You gotta love it. Right on cue, if you followed last Monday’s Bettor’s Edge advice, you would have had the winner of the most difficult race on Woodbine’s Thursday card — race 4, a 6 ½-furlong maiden race on the turf. TV analysts kept saying how tough the 12-horse race was to figure out but if one of them had said: “Let’s see if Ivan Bigg’s tip in CanadianThoroughbred.com pans out,” they would have zeroed in on #11 Point to the Stars. This is because the three-year-old had the lowest added-up numbers of four as per the advice in last week’s column.
As stated in that column, the main contenders in maiden races are the horses with the lowest added-up numbers. You simply add up where each horse finished last time and the position of the horse at the first call of his previous race. #11 had finished third last time and had been first at the first call of his previous race. His total number, therefore, was four.

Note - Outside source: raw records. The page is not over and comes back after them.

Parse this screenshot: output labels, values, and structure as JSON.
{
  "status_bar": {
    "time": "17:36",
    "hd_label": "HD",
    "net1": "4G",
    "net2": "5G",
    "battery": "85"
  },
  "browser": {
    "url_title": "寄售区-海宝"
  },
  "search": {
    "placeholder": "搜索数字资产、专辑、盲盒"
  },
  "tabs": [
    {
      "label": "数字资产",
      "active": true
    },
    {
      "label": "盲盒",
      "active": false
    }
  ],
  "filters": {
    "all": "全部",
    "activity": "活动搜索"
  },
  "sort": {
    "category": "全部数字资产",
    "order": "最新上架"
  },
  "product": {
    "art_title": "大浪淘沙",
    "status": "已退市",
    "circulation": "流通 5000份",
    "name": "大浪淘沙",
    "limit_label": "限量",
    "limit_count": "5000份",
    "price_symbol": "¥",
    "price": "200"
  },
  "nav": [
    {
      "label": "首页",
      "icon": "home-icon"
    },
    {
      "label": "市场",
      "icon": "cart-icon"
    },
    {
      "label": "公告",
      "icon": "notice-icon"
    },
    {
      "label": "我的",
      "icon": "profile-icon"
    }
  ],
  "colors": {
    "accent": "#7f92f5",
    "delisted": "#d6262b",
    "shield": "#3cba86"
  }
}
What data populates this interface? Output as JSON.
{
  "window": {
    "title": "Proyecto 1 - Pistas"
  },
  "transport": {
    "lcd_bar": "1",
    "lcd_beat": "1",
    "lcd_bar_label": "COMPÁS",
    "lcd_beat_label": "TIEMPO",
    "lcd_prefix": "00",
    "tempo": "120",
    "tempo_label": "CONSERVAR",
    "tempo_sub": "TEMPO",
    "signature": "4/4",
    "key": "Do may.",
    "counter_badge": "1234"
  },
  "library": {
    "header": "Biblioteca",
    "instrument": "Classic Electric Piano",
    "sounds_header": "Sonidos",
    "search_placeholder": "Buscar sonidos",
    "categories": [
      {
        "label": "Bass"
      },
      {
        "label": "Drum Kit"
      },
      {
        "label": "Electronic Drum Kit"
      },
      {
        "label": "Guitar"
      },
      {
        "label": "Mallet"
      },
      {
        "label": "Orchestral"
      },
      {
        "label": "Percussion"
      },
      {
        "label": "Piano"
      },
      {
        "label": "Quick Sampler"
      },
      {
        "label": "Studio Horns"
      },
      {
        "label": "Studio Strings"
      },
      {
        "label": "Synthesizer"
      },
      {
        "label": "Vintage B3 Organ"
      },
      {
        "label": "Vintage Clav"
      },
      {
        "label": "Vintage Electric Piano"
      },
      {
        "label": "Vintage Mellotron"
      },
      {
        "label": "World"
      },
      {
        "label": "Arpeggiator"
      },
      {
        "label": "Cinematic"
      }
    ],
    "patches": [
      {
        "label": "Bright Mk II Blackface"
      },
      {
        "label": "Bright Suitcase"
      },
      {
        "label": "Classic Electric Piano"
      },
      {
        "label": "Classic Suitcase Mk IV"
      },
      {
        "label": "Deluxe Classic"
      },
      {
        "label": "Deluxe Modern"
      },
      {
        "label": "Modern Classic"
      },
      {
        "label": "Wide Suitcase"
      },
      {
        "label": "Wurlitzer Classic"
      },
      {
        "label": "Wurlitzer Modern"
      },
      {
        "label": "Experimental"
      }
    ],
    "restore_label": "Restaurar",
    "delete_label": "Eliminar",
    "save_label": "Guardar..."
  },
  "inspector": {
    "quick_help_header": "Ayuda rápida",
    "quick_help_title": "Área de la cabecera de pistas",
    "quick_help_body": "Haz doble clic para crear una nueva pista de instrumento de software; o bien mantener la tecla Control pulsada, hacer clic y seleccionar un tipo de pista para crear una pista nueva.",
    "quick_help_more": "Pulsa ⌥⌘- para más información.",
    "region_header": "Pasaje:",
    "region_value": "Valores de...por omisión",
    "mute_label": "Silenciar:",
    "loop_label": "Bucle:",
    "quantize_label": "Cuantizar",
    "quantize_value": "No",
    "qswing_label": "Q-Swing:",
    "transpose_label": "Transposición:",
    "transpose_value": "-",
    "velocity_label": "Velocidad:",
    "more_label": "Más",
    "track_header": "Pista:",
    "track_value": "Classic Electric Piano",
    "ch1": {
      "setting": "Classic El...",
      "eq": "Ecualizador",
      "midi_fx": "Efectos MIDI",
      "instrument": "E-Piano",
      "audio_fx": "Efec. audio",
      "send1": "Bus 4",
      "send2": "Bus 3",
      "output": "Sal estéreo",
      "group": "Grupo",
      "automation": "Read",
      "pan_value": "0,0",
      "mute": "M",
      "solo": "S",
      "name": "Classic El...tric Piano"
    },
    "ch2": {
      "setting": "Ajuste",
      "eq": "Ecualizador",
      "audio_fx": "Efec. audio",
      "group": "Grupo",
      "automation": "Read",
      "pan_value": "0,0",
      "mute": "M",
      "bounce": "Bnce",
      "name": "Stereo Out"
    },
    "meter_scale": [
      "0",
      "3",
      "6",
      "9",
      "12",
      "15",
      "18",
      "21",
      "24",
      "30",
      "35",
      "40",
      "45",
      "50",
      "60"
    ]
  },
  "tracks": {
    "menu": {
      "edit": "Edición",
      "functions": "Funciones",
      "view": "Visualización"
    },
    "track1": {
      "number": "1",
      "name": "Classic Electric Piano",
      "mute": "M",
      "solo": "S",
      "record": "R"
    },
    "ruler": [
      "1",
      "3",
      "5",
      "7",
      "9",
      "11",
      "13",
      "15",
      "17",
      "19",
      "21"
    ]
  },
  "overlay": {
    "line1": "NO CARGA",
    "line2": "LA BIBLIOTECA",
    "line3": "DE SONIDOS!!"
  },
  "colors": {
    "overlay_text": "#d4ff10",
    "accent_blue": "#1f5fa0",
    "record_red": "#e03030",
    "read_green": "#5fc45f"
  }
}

The horse with the next-best added-up numbers was #7 Star Scholar with six. Those two horses finished one-two. The $2 exactor paid $54.70. #11 paid $18.80 to win. You may download that race here.
It actually was a very tough race to handicap. I spent about 20 minutes on it because I wasn’t convinced my “rule” horse was going to win the race. But isn’t that the beauty of having a “rule” horse to bet blindly? To my way of thinking, rules trump opinions because our opinions are mostly wrong. I’ve hosted betting groups in which players have sometimes said: “But this time the rule won’t work.” And, of course, you know what usually happens. Mr. Opinion is forced to eat crow.
That happened to be the most important key horse on the card because it had the longest odds. It was because of #11 that the 20-cent pick-5 in races 2 to 6 paid $2,023. Favourites won two of the five legs so, with #11 as another key, it wasn’t difficult to nail. The win prices of the five legs were $5.40 (fav), $12.90, $18.80 (the #11 key), $11.90 and $4.10 (fav).